"Match Game", "Gambit", "High Rollers", "Now You See It", "Jackpot", "Password", "$foo Pyramid", "Gong Show", "Joker's Wild"... And the real "Wheel of Fortune" with Chuck Woolery, Susan Stafford, and buying ceramic dalmatians and putting the rest on a Gift Certificate.
I ate this stuff up.
One in particular was "Treasure Hunt." A really trashy show from the mind of Chuck Barris. (Which should make that statement redundant).
Here's the quick summary from wikipedia
The New Treasure Hunt involved women (the producers did not allow male contestants) competing to select one of 30 boxes (also known as "Surprise Packages"), with a top prize of $25,000 hidden in one of them.

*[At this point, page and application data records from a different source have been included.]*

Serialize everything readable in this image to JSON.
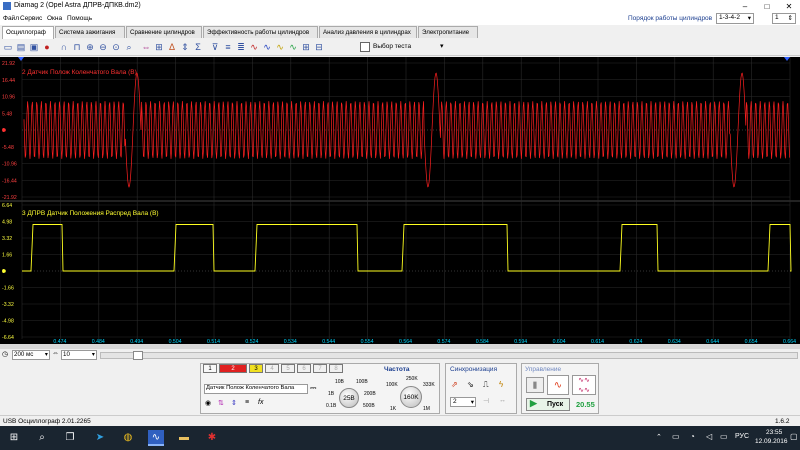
{
  "window": {
    "title": "Diamag 2 (Opel Astra ДПРВ-ДПКВ.dm2)",
    "minimize": "–",
    "maximize": "□",
    "close": "✕"
  },
  "menu": [
    "Файл",
    "Сервис",
    "Окна",
    "Помощь"
  ],
  "cylinder_order": {
    "label": "Порядок работы цилиндров",
    "value": "1-3-4-2",
    "count": "1"
  },
  "tabs": [
    "Осциллограф",
    "Система зажигания",
    "Сравнение цилиндров",
    "Эффективность работы цилиндров",
    "Анализ давления в цилиндрах",
    "Электропитание"
  ],
  "toolbar": {
    "test_select": "Выбор теста"
  },
  "channel1": {
    "label": "2 Датчик Полож Коленчатого Вала (В)",
    "color": "#ff2020",
    "y_ticks": [
      "21.92",
      "16.44",
      "10.96",
      "5.48",
      "0",
      "-5.48",
      "-10.96",
      "-16.44",
      "-21.92"
    ]
  },
  "channel2": {
    "label": "3 ДПРВ Датчик Положения Распред Вала (В)",
    "color": "#ffff20",
    "y_ticks": [
      "6.64",
      "4.98",
      "3.32",
      "1.66",
      "0",
      "-1.66",
      "-3.32",
      "-4.98",
      "-6.64"
    ]
  },
  "x_ticks": [
    "0.474",
    "0.484",
    "0.494",
    "0.504",
    "0.514",
    "0.524",
    "0.534",
    "0.544",
    "0.554",
    "0.564",
    "0.574",
    "0.584",
    "0.594",
    "0.604",
    "0.614",
    "0.624",
    "0.634",
    "0.644",
    "0.654",
    "0.664"
  ],
  "scroll": {
    "timebase": "200 мс",
    "count": "10"
  },
  "controls": {
    "channel_buttons": [
      "1",
      "2",
      "3",
      "4",
      "5",
      "6",
      "7",
      "8"
    ],
    "sensor_select": "Датчик Полож Коленчатого Вала",
    "volt_knob": "25В",
    "volt_marks": [
      "10В",
      "100В",
      "1В",
      "200В",
      "0.1В",
      "500В"
    ],
    "freq_label": "Частота",
    "freq_knob": "160K",
    "freq_marks": [
      "250K",
      "100K",
      "333K",
      "1K",
      "1M"
    ],
    "sync_label": "Синхронизация",
    "sync_value": "2",
    "control_label": "Управление",
    "start_button": "Пуск",
    "fps": "20.55"
  },
  "status": {
    "left": "USB Осциллограф  2.01.2265",
    "version": "1.6.2"
  },
  "taskbar": {
    "lang": "РУС",
    "time": "23:55",
    "date": "12.09.2016"
  }
}
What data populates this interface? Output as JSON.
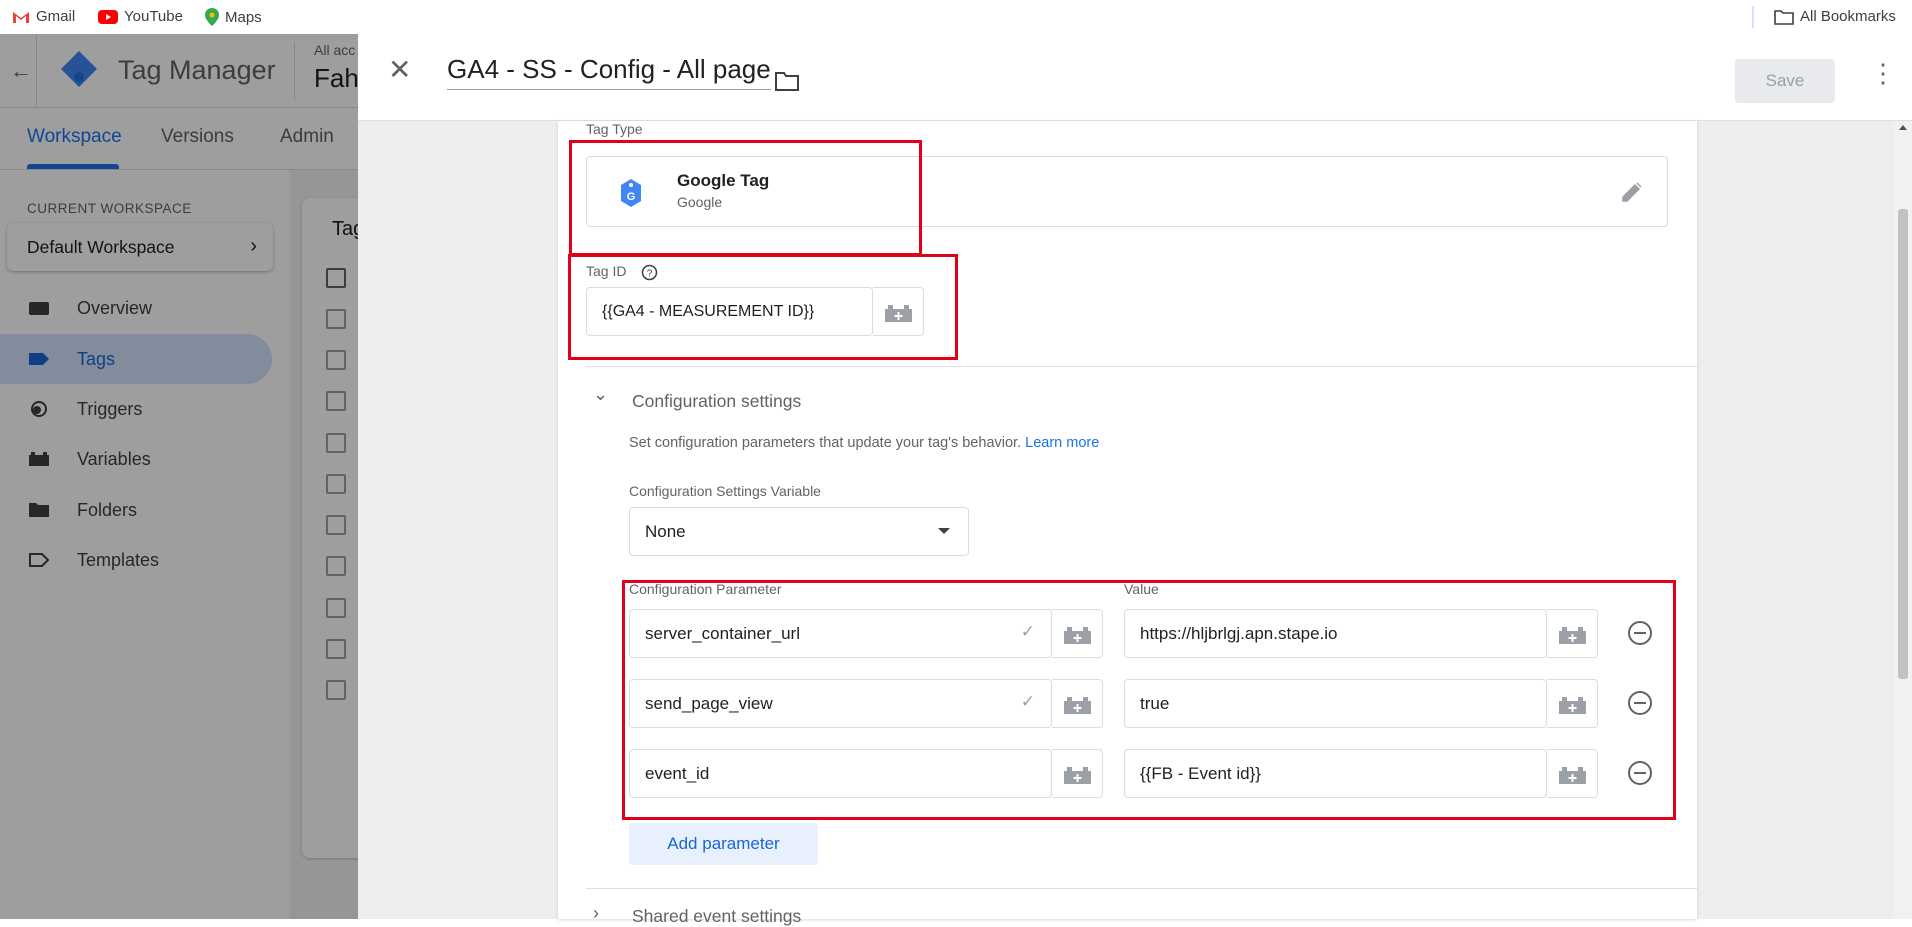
{
  "bookmarks": {
    "items": [
      {
        "label": "Gmail",
        "icon": "gmail-icon"
      },
      {
        "label": "YouTube",
        "icon": "youtube-icon"
      },
      {
        "label": "Maps",
        "icon": "maps-icon"
      }
    ],
    "all_bookmarks": "All Bookmarks"
  },
  "header": {
    "app_title": "Tag Manager",
    "account_crumb": "All acc",
    "container_name": "Fah"
  },
  "nav": {
    "tabs": [
      "Workspace",
      "Versions",
      "Admin"
    ]
  },
  "sidebar": {
    "current_workspace_label": "CURRENT WORKSPACE",
    "workspace_name": "Default Workspace",
    "items": [
      {
        "label": "Overview",
        "icon": "overview-icon"
      },
      {
        "label": "Tags",
        "icon": "tag-icon"
      },
      {
        "label": "Triggers",
        "icon": "trigger-icon"
      },
      {
        "label": "Variables",
        "icon": "variables-icon"
      },
      {
        "label": "Folders",
        "icon": "folder-icon"
      },
      {
        "label": "Templates",
        "icon": "template-icon"
      }
    ]
  },
  "list": {
    "header_fragment": "Tag"
  },
  "panel": {
    "title": "GA4 - SS - Config - All page",
    "save_label": "Save",
    "tag_type_label": "Tag Type",
    "tag_type_name": "Google Tag",
    "tag_type_vendor": "Google",
    "tag_id_label": "Tag ID",
    "tag_id_value": "{{GA4 - MEASUREMENT ID}}",
    "config_section_title": "Configuration settings",
    "config_description": "Set configuration parameters that update your tag's behavior.",
    "learn_more": "Learn more",
    "config_var_label": "Configuration Settings Variable",
    "config_var_value": "None",
    "param_col_label": "Configuration Parameter",
    "value_col_label": "Value",
    "params": [
      {
        "name": "server_container_url",
        "value": "https://hljbrlgj.apn.stape.io",
        "checked": true
      },
      {
        "name": "send_page_view",
        "value": "true",
        "checked": true
      },
      {
        "name": "event_id",
        "value": "{{FB - Event id}}",
        "checked": false
      }
    ],
    "add_parameter_label": "Add parameter",
    "next_section_fragment": "Shared event settings"
  },
  "colors": {
    "accent": "#1a73e8",
    "highlight_red": "#e0001b"
  }
}
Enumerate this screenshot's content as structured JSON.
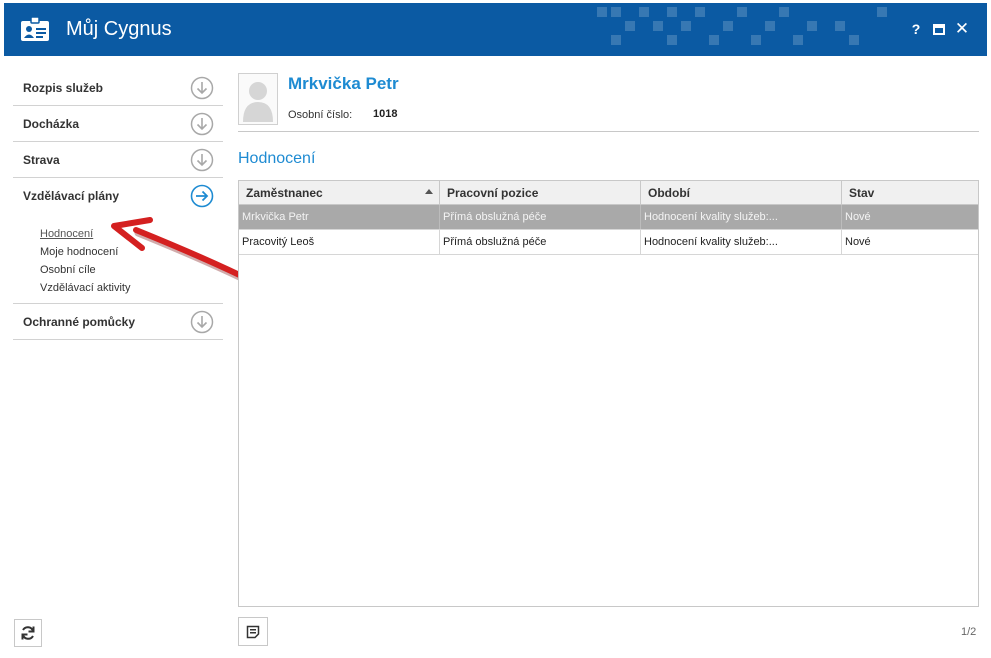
{
  "window": {
    "title": "Můj Cygnus",
    "help_label": "?",
    "close_label": "✕",
    "accent_color": "#0b5aa3"
  },
  "sidebar": {
    "items": [
      {
        "label": "Rozpis služeb",
        "icon": "chevron-down-circle-icon"
      },
      {
        "label": "Docházka",
        "icon": "chevron-down-circle-icon"
      },
      {
        "label": "Strava",
        "icon": "chevron-down-circle-icon"
      },
      {
        "label": "Vzdělávací plány",
        "icon": "arrow-right-circle-icon"
      },
      {
        "label": "Ochranné pomůcky",
        "icon": "chevron-down-circle-icon"
      }
    ],
    "subitems": [
      {
        "label": "Hodnocení",
        "active": true
      },
      {
        "label": "Moje hodnocení"
      },
      {
        "label": "Osobní cíle"
      },
      {
        "label": "Vzdělávací aktivity"
      }
    ]
  },
  "profile": {
    "name": "Mrkvička Petr",
    "personal_number_label": "Osobní číslo:",
    "personal_number": "1018"
  },
  "section": {
    "title": "Hodnocení"
  },
  "table": {
    "columns": [
      "Zaměstnanec",
      "Pracovní pozice",
      "Období",
      "Stav"
    ],
    "sort_column": "Zaměstnanec",
    "rows": [
      {
        "employee": "Mrkvička Petr",
        "position": "Přímá obslužná péče",
        "period": "Hodnocení kvality služeb:...",
        "status": "Nové",
        "selected": true
      },
      {
        "employee": "Pracovitý Leoš",
        "position": "Přímá obslužná péče",
        "period": "Hodnocení kvality služeb:...",
        "status": "Nové"
      }
    ]
  },
  "pager": {
    "text": "1/2"
  },
  "colors": {
    "accent_blue": "#1e8bd2",
    "selected_row": "#a9a9a9",
    "annotation_arrow": "#d42020"
  }
}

Geoff Edwards hosted the 1970s and 1980s versions. Johnny Jacobs was the announcer for most of the 1970s and 1980s versions until his death in 1982; Tony McClay, who had also worked on the 1970s run, replaced him for the remainder of the final season. For a number of reasons, the studio maintained extremely tight security, and thus did not allow cue cards for host Edwards to use. In addition, Edwards, who had prior acting experience, had to memorize every skit due to the lack of cue cards.
After being shown two or three of some of the prizes hidden among the 30 packages, the contestant was asked to select one of the boxes, which one of the models would then bring down to the table. Once the box was chosen, and after a commercial break, the contestant had the option of taking a cash payoff (ranging from $500 to $2,000 originally; later in the run, up to $2500), or keeping the box instead and winning whatever was inside. Possible prizes included a package of several items, vacations, automobiles, checks for anywhere between $5,000 and $14,000, or worthless booby prizes called "klunks" (a word coined by Geoff Edwards himself, similar in meaning to that of "zonks" on Let's Make a Deal). One box contained a check for the grand prize of $25,000.
Upon making her selection, the contestant was not shown what she had won immediately; like most of the other Barris-packaged shows, the entire premise of this show was to display (and exploit) the female contestants' emotions. Host Edwards would engage the contestant in a comedic skit, usually using props, to intentionally mislead the contestant as to what she had finally won. Very often, a contestant would be shown a "klunk", only to have this lead to the actual prize, which could be just another "klunk", but was often much bigger.
The show was undeniably exploitation for entertainment purposes.
Due to the security around giving away so much money, every episode concluded with "Real-life, bonded, security agent" Emile Autouri verifying that he hid the check and kept secure record of it. Emile would appear at the end of the episode in a very stately pose. Proper suit, bowler, handlebar-white mustache. He would stand like a guard at Buckingham palace. He was unemotional, silent, and unmoving. The host would ask if Emile hid the check and Emile would lean in slightly to the microphone and say, "Yes I did." And that's all he did... for FOUR years. Over time this became something that they had to play with. A fan club was established. Host Edwards would try to get Emile to speak. It never worked.
And of course because I LOVE the obscure... I've faithfuly recreated a fan page for Mr. Autouri on Facebook.
Below is a YouTube exploration in abject stoicism. Back when Game Shows did fun things.